Artist lectures on Thursday at McDonough

Hasan Elahi is an interdisciplinary artist who has even appeared on the Colbert Report. He will be lecturing at YSU in the McDonough Museum of Art.

Hasan Elahi

Hasan Elahi, an associate professor of art at the University of Maryland whose tussle with the federal government brought him national attention, will lecture 5:30 p.m. Thursday, Feb. 2, in the McDonough Museum of Art on the campus of Youngstown State University.

The free lecture is sponsored by the YSU Department of Art.

Elahi is an interdisciplinary artist whose work examines issues of surveillance, simulated time, transport systems, borders and frontiers. His work has been presented in numerous exhibitions at venues such as SITE Santa Fe, Centre Georges Pompidou, Sundance Film Festival, Kassel Kulturbahnhof, The Hermitage, and at the Venice Biennale. He was recently invited to speak about his work at the Tate Modern, Einstein Forum, the American Association of Artificial Intelligence, and at TEDGlobal.

His awards include grants from the Creative Capital Foundation, a Ford Foundation/Phillip Morris National Fellowship, and an artist grant from the Asociacion Artetik Berrikuntzara in Donostia-San Sebastian, Spain. His work is frequently in the media and has been covered by The New York Times, Forbes, Wired, CNN, ABC, CBS, NPR, Al Jazeera, Fox, and he has appeared on The Colbert Report. At the University of Maryland, he is Director of Digital Cultures and Creativity in the Honors College. He was a 2010 Alpert/MacDowell Fellow and in 2009 was Resident Faculty at Skowhegan School of Painting and Sculpture.

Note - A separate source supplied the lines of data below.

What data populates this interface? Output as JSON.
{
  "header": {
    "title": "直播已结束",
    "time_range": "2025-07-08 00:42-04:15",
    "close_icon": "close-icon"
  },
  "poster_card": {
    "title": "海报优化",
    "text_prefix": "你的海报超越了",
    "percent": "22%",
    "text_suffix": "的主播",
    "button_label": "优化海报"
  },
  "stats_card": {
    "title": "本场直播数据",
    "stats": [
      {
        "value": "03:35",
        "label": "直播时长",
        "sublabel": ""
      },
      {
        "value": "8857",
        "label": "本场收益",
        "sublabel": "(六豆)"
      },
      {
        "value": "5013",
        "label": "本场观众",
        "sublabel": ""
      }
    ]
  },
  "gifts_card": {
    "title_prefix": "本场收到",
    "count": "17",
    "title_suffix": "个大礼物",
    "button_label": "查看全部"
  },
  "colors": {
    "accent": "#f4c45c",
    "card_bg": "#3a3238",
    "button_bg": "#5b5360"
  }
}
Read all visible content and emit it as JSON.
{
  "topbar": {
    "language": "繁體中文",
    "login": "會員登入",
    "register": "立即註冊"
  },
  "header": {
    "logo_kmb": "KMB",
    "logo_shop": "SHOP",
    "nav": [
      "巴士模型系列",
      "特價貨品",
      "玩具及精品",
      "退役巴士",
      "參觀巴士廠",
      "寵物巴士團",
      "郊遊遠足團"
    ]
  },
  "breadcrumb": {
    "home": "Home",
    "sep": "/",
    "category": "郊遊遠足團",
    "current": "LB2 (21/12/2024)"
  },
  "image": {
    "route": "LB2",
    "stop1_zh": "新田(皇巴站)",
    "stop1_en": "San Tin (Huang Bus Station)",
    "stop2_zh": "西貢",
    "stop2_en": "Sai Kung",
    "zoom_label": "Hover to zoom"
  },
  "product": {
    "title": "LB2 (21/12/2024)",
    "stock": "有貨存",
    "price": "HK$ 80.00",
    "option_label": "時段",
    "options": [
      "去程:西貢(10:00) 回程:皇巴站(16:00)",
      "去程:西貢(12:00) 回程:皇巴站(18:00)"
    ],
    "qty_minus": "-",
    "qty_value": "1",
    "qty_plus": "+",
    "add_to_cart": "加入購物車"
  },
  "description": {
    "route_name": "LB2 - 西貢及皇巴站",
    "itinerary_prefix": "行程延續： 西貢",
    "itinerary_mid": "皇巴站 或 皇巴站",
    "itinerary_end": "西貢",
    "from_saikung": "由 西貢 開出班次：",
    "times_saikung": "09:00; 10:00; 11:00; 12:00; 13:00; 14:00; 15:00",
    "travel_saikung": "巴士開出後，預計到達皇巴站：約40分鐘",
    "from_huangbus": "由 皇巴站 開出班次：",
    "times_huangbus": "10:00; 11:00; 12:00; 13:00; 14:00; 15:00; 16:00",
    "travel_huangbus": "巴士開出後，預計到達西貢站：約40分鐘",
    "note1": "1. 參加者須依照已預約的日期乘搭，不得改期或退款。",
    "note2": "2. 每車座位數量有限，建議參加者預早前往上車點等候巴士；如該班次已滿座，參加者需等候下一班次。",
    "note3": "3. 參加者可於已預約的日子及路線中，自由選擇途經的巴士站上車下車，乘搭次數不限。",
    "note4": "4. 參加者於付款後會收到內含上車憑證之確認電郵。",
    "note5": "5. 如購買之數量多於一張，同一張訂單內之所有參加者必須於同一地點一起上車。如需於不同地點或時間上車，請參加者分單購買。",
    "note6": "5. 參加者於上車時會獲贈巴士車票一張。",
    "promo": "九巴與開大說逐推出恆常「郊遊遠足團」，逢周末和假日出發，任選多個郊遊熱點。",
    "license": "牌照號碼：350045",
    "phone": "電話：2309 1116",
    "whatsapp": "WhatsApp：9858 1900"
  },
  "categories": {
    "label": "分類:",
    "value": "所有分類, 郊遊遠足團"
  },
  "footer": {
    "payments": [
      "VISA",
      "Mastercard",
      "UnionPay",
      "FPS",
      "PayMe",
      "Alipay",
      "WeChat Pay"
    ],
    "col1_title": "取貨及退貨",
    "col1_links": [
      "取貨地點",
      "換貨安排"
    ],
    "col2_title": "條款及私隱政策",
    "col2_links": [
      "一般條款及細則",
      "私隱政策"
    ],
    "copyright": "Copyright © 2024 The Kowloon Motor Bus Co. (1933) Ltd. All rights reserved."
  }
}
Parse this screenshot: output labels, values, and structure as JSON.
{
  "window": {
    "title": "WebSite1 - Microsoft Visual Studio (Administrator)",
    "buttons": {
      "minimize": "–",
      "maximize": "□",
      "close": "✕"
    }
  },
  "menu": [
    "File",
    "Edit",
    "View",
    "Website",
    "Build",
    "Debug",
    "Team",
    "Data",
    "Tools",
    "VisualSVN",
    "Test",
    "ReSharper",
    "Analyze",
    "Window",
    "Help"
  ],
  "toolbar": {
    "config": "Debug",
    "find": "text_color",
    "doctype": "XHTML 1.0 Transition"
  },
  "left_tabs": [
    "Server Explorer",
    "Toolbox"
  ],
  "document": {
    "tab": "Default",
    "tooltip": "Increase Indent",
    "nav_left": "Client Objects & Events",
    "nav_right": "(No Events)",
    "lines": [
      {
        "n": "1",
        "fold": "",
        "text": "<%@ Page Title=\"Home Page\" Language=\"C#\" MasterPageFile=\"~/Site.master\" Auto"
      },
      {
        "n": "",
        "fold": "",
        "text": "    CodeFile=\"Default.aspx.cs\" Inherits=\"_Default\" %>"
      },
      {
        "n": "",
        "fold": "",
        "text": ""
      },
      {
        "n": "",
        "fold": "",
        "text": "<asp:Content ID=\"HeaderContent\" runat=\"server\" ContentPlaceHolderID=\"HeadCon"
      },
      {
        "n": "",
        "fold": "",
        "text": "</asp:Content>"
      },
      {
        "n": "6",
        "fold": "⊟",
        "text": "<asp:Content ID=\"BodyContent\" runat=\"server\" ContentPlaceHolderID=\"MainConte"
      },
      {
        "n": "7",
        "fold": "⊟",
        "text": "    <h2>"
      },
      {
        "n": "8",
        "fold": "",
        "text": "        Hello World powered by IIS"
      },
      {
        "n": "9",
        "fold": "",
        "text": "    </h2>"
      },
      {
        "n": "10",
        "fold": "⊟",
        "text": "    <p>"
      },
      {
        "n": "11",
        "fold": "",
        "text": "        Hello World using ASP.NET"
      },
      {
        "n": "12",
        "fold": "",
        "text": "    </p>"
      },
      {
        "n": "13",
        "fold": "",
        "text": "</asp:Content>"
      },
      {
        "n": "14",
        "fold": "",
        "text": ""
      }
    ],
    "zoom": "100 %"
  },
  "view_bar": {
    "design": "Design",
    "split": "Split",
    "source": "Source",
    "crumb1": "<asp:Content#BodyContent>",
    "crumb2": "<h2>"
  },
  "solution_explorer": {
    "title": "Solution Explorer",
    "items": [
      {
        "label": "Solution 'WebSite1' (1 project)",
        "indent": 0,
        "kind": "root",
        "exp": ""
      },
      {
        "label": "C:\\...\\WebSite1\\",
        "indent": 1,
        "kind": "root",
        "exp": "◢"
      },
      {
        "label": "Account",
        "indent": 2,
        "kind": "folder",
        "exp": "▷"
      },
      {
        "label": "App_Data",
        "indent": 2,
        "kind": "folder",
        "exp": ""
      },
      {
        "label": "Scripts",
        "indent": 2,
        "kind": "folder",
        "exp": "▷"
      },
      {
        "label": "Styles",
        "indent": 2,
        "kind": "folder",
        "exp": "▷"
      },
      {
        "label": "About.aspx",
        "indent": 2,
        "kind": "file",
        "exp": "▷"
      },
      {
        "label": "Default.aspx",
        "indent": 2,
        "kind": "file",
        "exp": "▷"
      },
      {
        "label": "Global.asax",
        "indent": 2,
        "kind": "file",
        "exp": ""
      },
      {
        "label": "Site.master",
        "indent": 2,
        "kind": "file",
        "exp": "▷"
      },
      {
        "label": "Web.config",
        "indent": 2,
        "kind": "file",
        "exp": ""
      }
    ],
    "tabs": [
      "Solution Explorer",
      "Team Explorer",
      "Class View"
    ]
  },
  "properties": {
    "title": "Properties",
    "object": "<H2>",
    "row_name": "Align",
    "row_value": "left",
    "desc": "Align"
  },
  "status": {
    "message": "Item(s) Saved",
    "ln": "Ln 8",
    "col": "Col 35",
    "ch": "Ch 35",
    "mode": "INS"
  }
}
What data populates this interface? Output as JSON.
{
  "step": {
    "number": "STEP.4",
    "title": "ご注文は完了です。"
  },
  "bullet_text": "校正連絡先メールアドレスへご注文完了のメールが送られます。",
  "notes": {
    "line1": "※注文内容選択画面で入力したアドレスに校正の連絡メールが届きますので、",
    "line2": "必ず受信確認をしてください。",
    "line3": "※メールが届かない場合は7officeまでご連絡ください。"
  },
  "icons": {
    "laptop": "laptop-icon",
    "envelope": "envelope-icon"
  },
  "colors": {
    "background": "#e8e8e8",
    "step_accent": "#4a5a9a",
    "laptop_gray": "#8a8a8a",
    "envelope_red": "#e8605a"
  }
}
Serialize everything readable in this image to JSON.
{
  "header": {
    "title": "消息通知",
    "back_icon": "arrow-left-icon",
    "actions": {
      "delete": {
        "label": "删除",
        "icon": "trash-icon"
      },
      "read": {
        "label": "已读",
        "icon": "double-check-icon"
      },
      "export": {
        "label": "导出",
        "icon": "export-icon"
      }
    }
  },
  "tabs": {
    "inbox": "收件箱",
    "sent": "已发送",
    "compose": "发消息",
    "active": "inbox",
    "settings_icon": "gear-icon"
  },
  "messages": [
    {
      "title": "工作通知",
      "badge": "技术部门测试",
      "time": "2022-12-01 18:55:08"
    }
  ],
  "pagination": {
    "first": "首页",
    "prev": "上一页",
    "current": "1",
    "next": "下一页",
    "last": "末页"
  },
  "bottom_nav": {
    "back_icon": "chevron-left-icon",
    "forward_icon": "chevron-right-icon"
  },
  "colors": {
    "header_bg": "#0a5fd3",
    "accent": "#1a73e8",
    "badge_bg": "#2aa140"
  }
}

In 2002, Elahi’s name was mistakenly added to the federal government’s watch list. He was detained in Detroit after a flight from the Netherlands, suspected of hoarding explosives in a Florida locker. Lie detector tests subsequently cleared him. He decided, however, “to turn the tables and cooperate ­ with a vengeance,” according to Wired magazine. The process grew into an art project as Elahi began posting photos of his minute-by-minute life – hotel rooms, train stations, airports, meals, beds, receipts, even toilets ­ generating tens of thousands of images in the last several years and proving “his point that the best way to protect privacy is to give it away,” Wired reported. He says: “By putting everything about me out there, I am simultaneously telling everything and nothing about my life.”

The bizarre circumstances landed him on the Colbert Report. View it at